Background: Major depression (MDE) is prevalent in men and affects men's health and productivity. Because of the stigma against depression and social/gender norms, men are less likely to seek help for emotion and stress-related issues. Therefore, innovative solutions tailored for men are needed. With rapid development of the Internet and information technologies, one promising solution that has drawn considerable attentions is electronic mental (e-mental) health programs and services.
Objective: The objective of our study is to evaluate the effectiveness of the e-mental health program BroHealth on reducing the risk of having MDE and improving productivity and return to investment.
Methods: The target population is Canadian working men who are at high risk of having MDE (N=1200). Participants will be recruited using the method of random digit dialing across the country and workplace advertisement. Eligible participants will be randomly allocated into the following groups: (1) a control group, (2) a group receiving BroHealth only, and (3) a group receiving BroHealth and telephone-based job coaching service. The groups will be assessed at 6 and 12 months after randomization. The primary outcome is the risk proportion of MDE over 12 months, which will be assessed by the World Health Organization's (WHO's) Composite International Diagnostic Interview-Short Form for Major Depression. Intention-to-treat principle will be used in the analysis. The 12-month proportions of MDE in the groups will be estimated and compared.
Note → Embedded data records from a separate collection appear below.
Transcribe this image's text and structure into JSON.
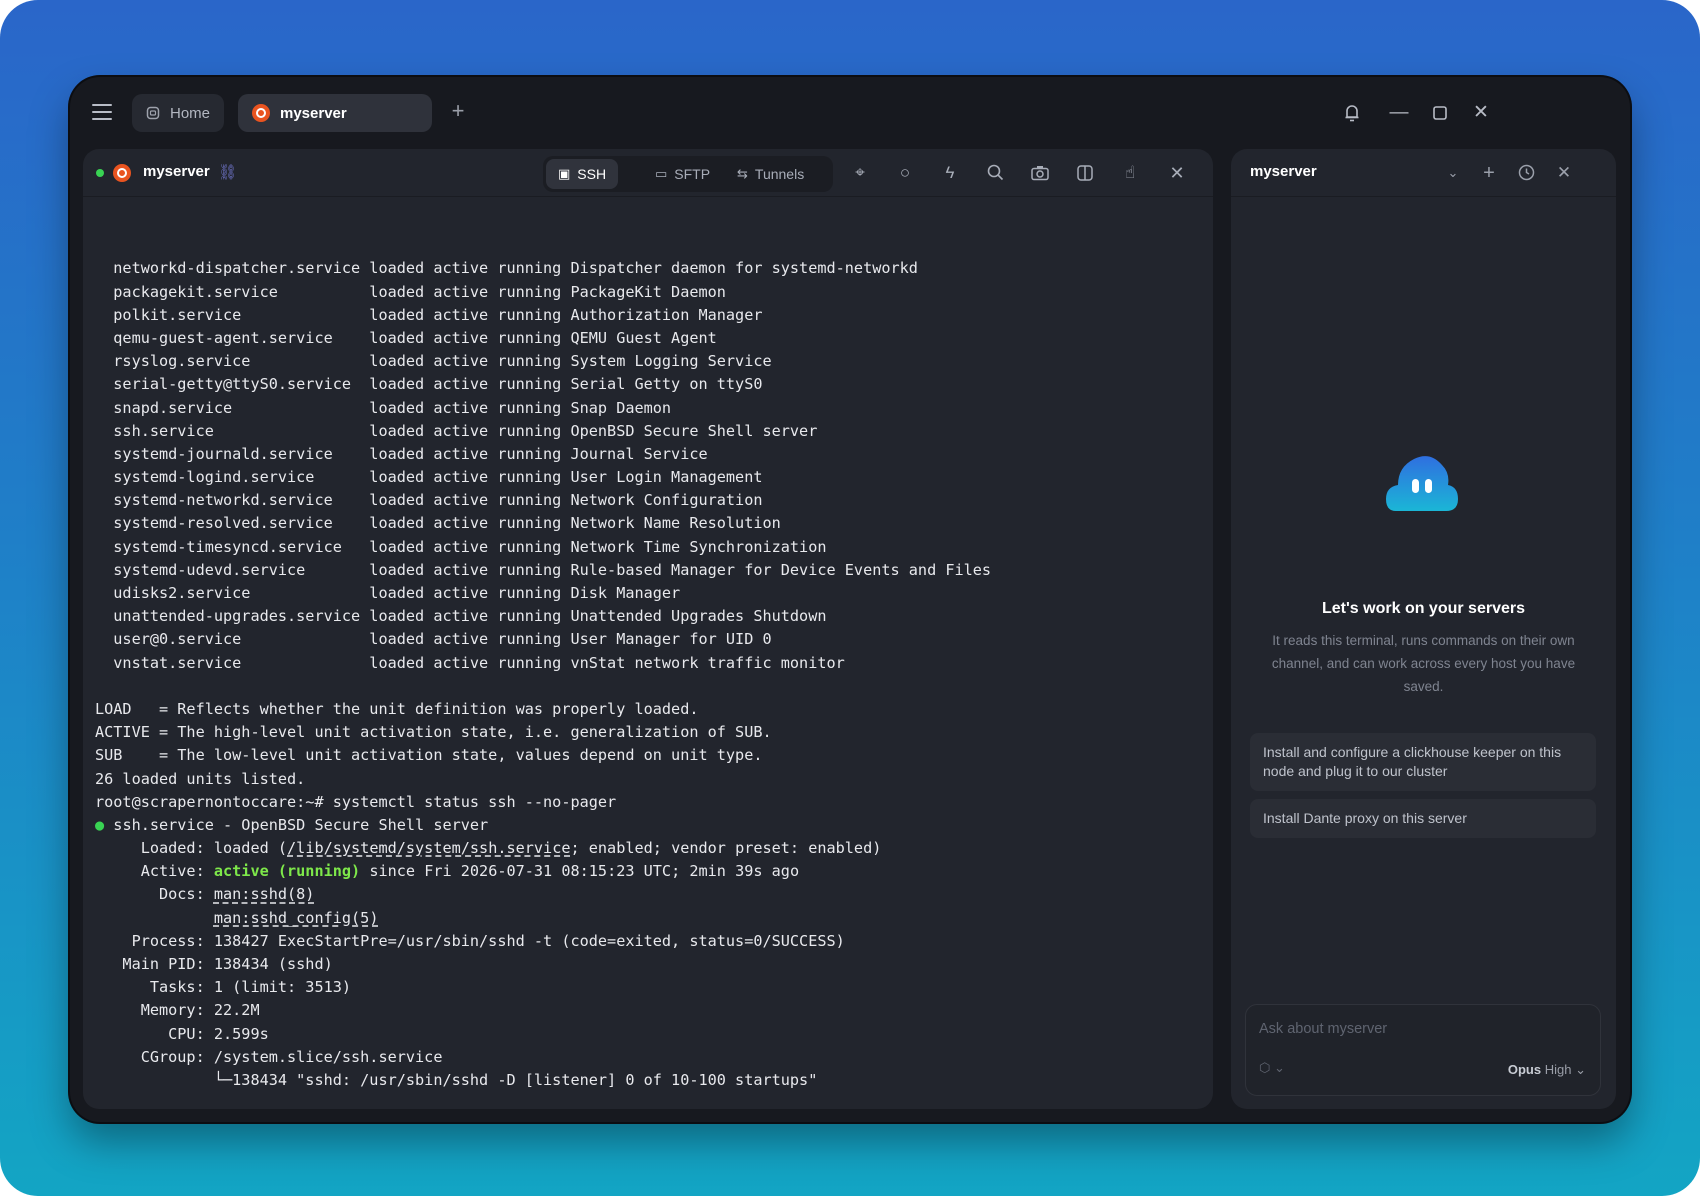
{
  "titlebar": {
    "tabs": [
      {
        "label": "Home",
        "icon": "home-icon"
      },
      {
        "label": "myserver",
        "icon": "ubuntu-icon",
        "active": true
      }
    ],
    "add_tab_icon": "plus-icon",
    "controls": [
      "bell-icon",
      "minimize-icon",
      "maximize-icon",
      "close-icon"
    ]
  },
  "terminal": {
    "status_color": "#39d353",
    "server_name": "myserver",
    "modes": [
      {
        "label": "SSH",
        "icon": "terminal-icon",
        "active": true
      },
      {
        "label": "SFTP",
        "icon": "folder-icon"
      },
      {
        "label": "Tunnels",
        "icon": "arrows-icon"
      }
    ],
    "tools": [
      "broadcast-icon",
      "record-icon",
      "snippets-icon",
      "search-icon",
      "camera-icon",
      "split-icon",
      "gesture-icon",
      "close-icon"
    ],
    "lines": [
      "  networkd-dispatcher.service loaded active running Dispatcher daemon for systemd-networkd",
      "  packagekit.service          loaded active running PackageKit Daemon",
      "  polkit.service              loaded active running Authorization Manager",
      "  qemu-guest-agent.service    loaded active running QEMU Guest Agent",
      "  rsyslog.service             loaded active running System Logging Service",
      "  serial-getty@ttyS0.service  loaded active running Serial Getty on ttyS0",
      "  snapd.service               loaded active running Snap Daemon",
      "  ssh.service                 loaded active running OpenBSD Secure Shell server",
      "  systemd-journald.service    loaded active running Journal Service",
      "  systemd-logind.service      loaded active running User Login Management",
      "  systemd-networkd.service    loaded active running Network Configuration",
      "  systemd-resolved.service    loaded active running Network Name Resolution",
      "  systemd-timesyncd.service   loaded active running Network Time Synchronization",
      "  systemd-udevd.service       loaded active running Rule-based Manager for Device Events and Files",
      "  udisks2.service             loaded active running Disk Manager",
      "  unattended-upgrades.service loaded active running Unattended Upgrades Shutdown",
      "  user@0.service              loaded active running User Manager for UID 0",
      "  vnstat.service              loaded active running vnStat network traffic monitor",
      "",
      "LOAD   = Reflects whether the unit definition was properly loaded.",
      "ACTIVE = The high-level unit activation state, i.e. generalization of SUB.",
      "SUB    = The low-level unit activation state, values depend on unit type.",
      "26 loaded units listed.",
      "root@scrapernontoccare:~# systemctl status ssh --no-pager"
    ],
    "status": {
      "bullet": "●",
      "service_line": " ssh.service - OpenBSD Secure Shell server",
      "loaded_prefix": "     Loaded: loaded (",
      "loaded_path": "/lib/systemd/system/ssh.service",
      "loaded_suffix": "; enabled; vendor preset: enabled)",
      "active_prefix": "     Active: ",
      "active_state": "active (running)",
      "active_suffix": " since Fri 2026-07-31 08:15:23 UTC; 2min 39s ago",
      "docs_prefix": "       Docs: ",
      "doc1": "man:sshd(8)",
      "doc2_indent": "             ",
      "doc2": "man:sshd_config(5)",
      "rest": [
        "    Process: 138427 ExecStartPre=/usr/sbin/sshd -t (code=exited, status=0/SUCCESS)",
        "   Main PID: 138434 (sshd)",
        "      Tasks: 1 (limit: 3513)",
        "     Memory: 22.2M",
        "        CPU: 2.599s",
        "     CGroup: /system.slice/ssh.service",
        "             └─138434 \"sshd: /usr/sbin/sshd -D [listener] 0 of 10-100 startups\""
      ]
    }
  },
  "assistant": {
    "title": "myserver",
    "icons": [
      "chevron-down-icon",
      "plus-icon",
      "history-icon",
      "close-icon"
    ],
    "heading": "Let's work on your servers",
    "description": "It reads this terminal, runs commands on their own channel, and can work across every host you have saved.",
    "suggestions": [
      "Install and configure a clickhouse keeper on this node and plug it to our cluster",
      "Install Dante proxy on this server"
    ],
    "input_placeholder": "Ask about myserver",
    "model_name": "Opus",
    "model_effort": "High",
    "accent": "#29a3e6"
  }
}
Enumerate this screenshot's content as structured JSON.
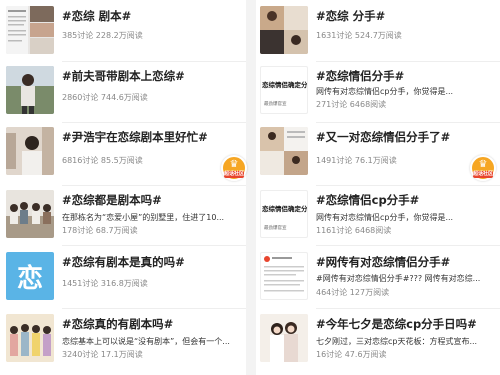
{
  "left": [
    {
      "title": "#恋综 剧本#",
      "stats": "385讨论 228.2万阅读",
      "sub": ""
    },
    {
      "title": "#前夫哥带剧本上恋综#",
      "stats": "2860讨论 744.6万阅读",
      "sub": ""
    },
    {
      "title": "#尹浩宇在恋综剧本里好忙#",
      "stats": "6816讨论 85.5万阅读",
      "sub": ""
    },
    {
      "title": "#恋综都是剧本吗#",
      "sub": "在那栋名为“恋爱小屋”的别墅里，住进了10...",
      "stats": "178讨论 68.7万阅读"
    },
    {
      "title": "#恋综有剧本是真的吗#",
      "stats": "1451讨论 316.8万阅读",
      "sub": ""
    },
    {
      "title": "#恋综真的有剧本吗#",
      "sub": "恋综基本上可以说是“没有剧本”，但会有一个...",
      "stats": "3240讨论 17.1万阅读"
    }
  ],
  "right": [
    {
      "title": "#恋综 分手#",
      "stats": "1631讨论 524.7万阅读",
      "sub": ""
    },
    {
      "title": "#恋综情侣分手#",
      "sub": "网传有对恋综情侣cp分手，你觉得是...",
      "stats": "271讨论 6468阅读"
    },
    {
      "title": "#又一对恋综情侣分手了#",
      "stats": "1491讨论 76.1万阅读",
      "sub": ""
    },
    {
      "title": "#恋综情侣cp分手#",
      "sub": "网传有对恋综情侣cp分手，你觉得是...",
      "stats": "1161讨论 6468阅读"
    },
    {
      "title": "#网传有对恋综情侣分手#",
      "sub": "#网传有对恋综情侣分手#??? 网传有对恋综...",
      "stats": "464讨论 127万阅读"
    },
    {
      "title": "#今年七夕是恋综cp分手日吗#",
      "sub": "七夕刚过，三对恋综cp天花板：方程式宣布...",
      "stats": "16讨论 47.6万阅读"
    }
  ],
  "thumb_text": {
    "r1": "恋综情侣确定分",
    "r1_sub": "最劲爆官宣",
    "r3": "恋综情侣确定分",
    "r3_sub": "最劲爆官宣",
    "l4": "恋"
  },
  "badge": {
    "label": "超话社区"
  },
  "colors": {
    "stats": "#888888",
    "title": "#222222",
    "badge": "#f6a623"
  }
}
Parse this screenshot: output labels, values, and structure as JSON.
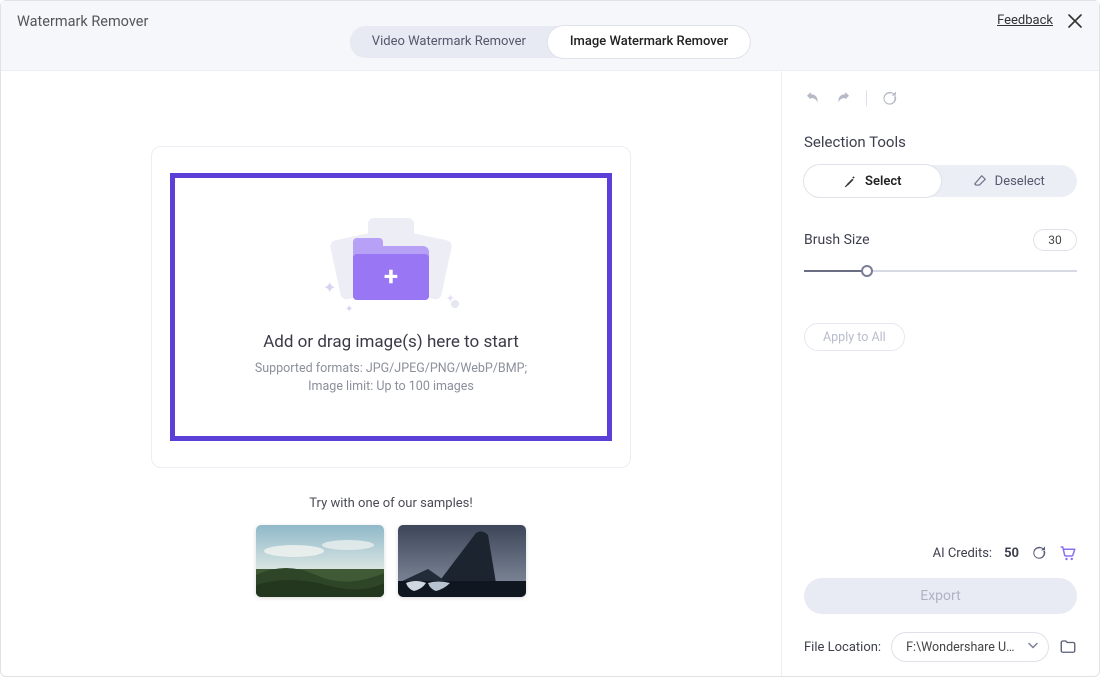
{
  "header": {
    "title": "Watermark Remover",
    "feedback": "Feedback",
    "tabs": {
      "video": "Video Watermark Remover",
      "image": "Image Watermark Remover"
    }
  },
  "drop": {
    "heading": "Add or drag image(s) here to start",
    "formats": "Supported formats: JPG/JPEG/PNG/WebP/BMP;",
    "limit": "Image limit: Up to 100 images"
  },
  "samples": {
    "label": "Try with one of our samples!"
  },
  "panel": {
    "selection_title": "Selection Tools",
    "select": "Select",
    "deselect": "Deselect",
    "brush_label": "Brush Size",
    "brush_value": "30",
    "apply_all": "Apply to All"
  },
  "credits": {
    "label": "AI Credits:",
    "value": "50"
  },
  "export": {
    "label": "Export"
  },
  "fileloc": {
    "label": "File Location:",
    "path": "F:\\Wondershare UniCon"
  }
}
Logistic regression modeling will be used to examine the effect of the intervention on the outcome, controlling for the effects of baseline confounders.
Results: It is anticipated that the randomized controlled trial (RCT) will be completed by 2018. This study has been approved by the Conjoint Health Research Ethics Review Board of the University of Calgary. The trial is funded by a team grant from the Movember Foundation, a global charity for men's health. BroHealth was developed at the Digital Emergency Medicine, University of British Columbia, and the usability testing has been completed.
Conclusions: BroHealth was developed based on men's needs. We hypothesized that BroHealth will be an effective, acceptable, and sustainable product for early prevention of MDE in workplaces.
Clinicaltrial: Clinicaltrials.gov NCT02777112; https://clinicaltrials.gov/ct2/show/NCT02777112 (Archived by WebCite at http://www.webcitation.org/6lbOQpiCG).
Keywords: Internet; RCT; major depression; men; prevention; workplace.
©JianLi Wang, Scott B Patten, Raymond W Lam, Mark Attridge, Kendall Ho, Norbert Schmitz, Alain Marchand, Bonnie M Lashewicz. Originally published in JMIR Research Protocols (http://www.researchprotocols.org), 15.11.2016.